Omaha Hold’em Poker
Omaha Hold’em, Omaha High or simply Omaha is one of the latest additions to the Poker family. Poker is constantly evolving. Omaha is very complex as it provides huge possibilities and opportunities, but it also places high demands on the players, which results from the variability of the game. Omaha is a community card Poker variation similar to Texas Hold’em and it is usually played with limited pot.
Let us start with a note that if one says Omaha (without an adjective) it represents the further described Poker game (also known as Omaha Hold'em or Omaha High), whereas classic Poker rules apply, i.e. higher hand wins. Even more complexity is brought by Omaha Hi-Lo, where the players can strive for the best high and low hand, so the pot can be split in halves. But let us continue with the classic Omaha Poker.
The Rules, Similarities and Differences of Omaha Hold’em
Unlike the Texas Hold’em Poker each player is dealt two extra cards, i.e. four hole or pocket cards in total. The course of betting is the same as in Texas Hold’em. The key difference in Omaha is that a player must make his or her best hand using exactly two own cards and exactly three board cards (out of the five community cards).
Therefore e.g. one hole card and four board cards cannot be used to make the best hand as in Texas Hold’em. One must always remember this rule!
Making the Best Hand in Omaha Poker & Things to Beware of
The following mistake is quite typical. A player holds e.g. the Ace of spades without any other card of spades. Now three cards of spades (the Flop) appear on the board and after that the next card (the Turn) is of spades as well. This may make the player think that he or she is playing a Flush (actually it would be the strongest Flush thanks to the Ace), but it is not the case – see the following illustration.
Illustration 1: Not a Flush...
The player's hole cards: ;
The cards on the board: (Flop) + (Turn) + (River).
The player does not hold the Flush A-J-9-7-6, because he or she must use exactly two own cards! His or her best hand, created by two own cards and three cards on the board, is a Pair of Aces:
Illustration 2: Not a Full House...

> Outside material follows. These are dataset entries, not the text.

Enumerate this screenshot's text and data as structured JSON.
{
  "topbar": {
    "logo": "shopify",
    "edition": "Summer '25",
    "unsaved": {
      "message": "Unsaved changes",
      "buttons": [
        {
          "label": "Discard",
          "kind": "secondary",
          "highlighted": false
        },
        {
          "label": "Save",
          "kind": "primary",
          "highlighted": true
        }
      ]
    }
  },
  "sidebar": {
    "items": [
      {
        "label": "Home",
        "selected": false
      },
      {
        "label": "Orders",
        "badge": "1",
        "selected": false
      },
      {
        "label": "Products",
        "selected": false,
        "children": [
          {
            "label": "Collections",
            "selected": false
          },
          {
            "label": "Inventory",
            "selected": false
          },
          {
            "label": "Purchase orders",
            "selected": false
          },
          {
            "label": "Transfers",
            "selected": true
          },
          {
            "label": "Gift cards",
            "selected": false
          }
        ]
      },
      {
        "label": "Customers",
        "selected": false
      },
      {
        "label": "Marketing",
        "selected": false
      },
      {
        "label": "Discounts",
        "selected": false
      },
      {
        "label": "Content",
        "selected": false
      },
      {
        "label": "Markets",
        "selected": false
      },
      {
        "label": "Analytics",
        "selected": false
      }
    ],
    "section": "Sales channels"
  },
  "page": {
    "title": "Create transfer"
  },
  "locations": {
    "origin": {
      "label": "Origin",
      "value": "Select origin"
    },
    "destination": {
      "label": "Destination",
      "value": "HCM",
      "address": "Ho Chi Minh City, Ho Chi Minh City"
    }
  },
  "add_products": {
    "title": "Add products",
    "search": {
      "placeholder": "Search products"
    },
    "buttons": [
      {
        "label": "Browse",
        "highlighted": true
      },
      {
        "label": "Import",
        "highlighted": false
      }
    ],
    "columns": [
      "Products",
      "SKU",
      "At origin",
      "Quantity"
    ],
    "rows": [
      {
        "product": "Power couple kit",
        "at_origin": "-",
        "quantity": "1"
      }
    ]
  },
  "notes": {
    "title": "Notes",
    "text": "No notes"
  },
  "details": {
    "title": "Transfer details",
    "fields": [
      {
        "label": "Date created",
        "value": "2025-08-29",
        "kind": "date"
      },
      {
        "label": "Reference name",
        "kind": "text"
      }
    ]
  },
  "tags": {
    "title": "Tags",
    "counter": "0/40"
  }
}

One more demonstration of a trap that can lurk on the players in Omaha Hold'em Poker. On the other side the complexity makes the game beautiful.
You hold 5-6-7-8, while 2-2-5 appear on the Flop. At this moment your best hand is Two Pairs (5-5 & 2-2). If another 2 appears on the Turn (now 2-2-5-2 on the board) it can mislead you to play a Full House. In reality your best hand is 2-2-2-7-8 (see the illustration below) and you can be beaten easily by a player who holds a Pair in hand e.g. 3-3 and thus creates the real Full House 2-2-2-3-3.
Your hole cards: ,
the cards on the board: (Flop) + (Turn).
Even though you hold a five, your best hand is not the Full House 2-2-2-5-5 as in Texas Hold’em (you must use two own cards!), but a Three of a kind 2-2-2 only (three 2s are taken from the board + two highest cards 7-8 from your hand):
The Game of Opportunities and Risks
There is no need to worry, there is no shame in not knowing or as the Germans say Übung macht den Meister (Practice makes perfect), actually in this case, it is a loss of chips or money. Though the faster the learning process is. It is far more comfortable to play Omaha Poker games on a computer as it determines the best hands of all players automatically (it can be a bit complicating or time-consuming for a human).
Thanks to the four pocket cards and combinations with the community cards (Flop, Turn, River) the Omaha Poker is very complex. In terms of probability it is like you played six hands in Texas Hold’em or like you played for six players at a table, where you placed a bet and it did not matter which of the hands was winning.
Omaha Hold’em Poker is a game of opportunities and risks. We can say that a risk represents an opportunity. The relationship to the risk crystallizes the skill. Omaha (High) is popular with those players that can assess the risk properly. Due to a great number of combinations the strong poker hands, such as Straights, Flushes or Full Houses, are not an exception. The course of the game and decision making should be based on other players' bets in relation to the pot and the previous rounds.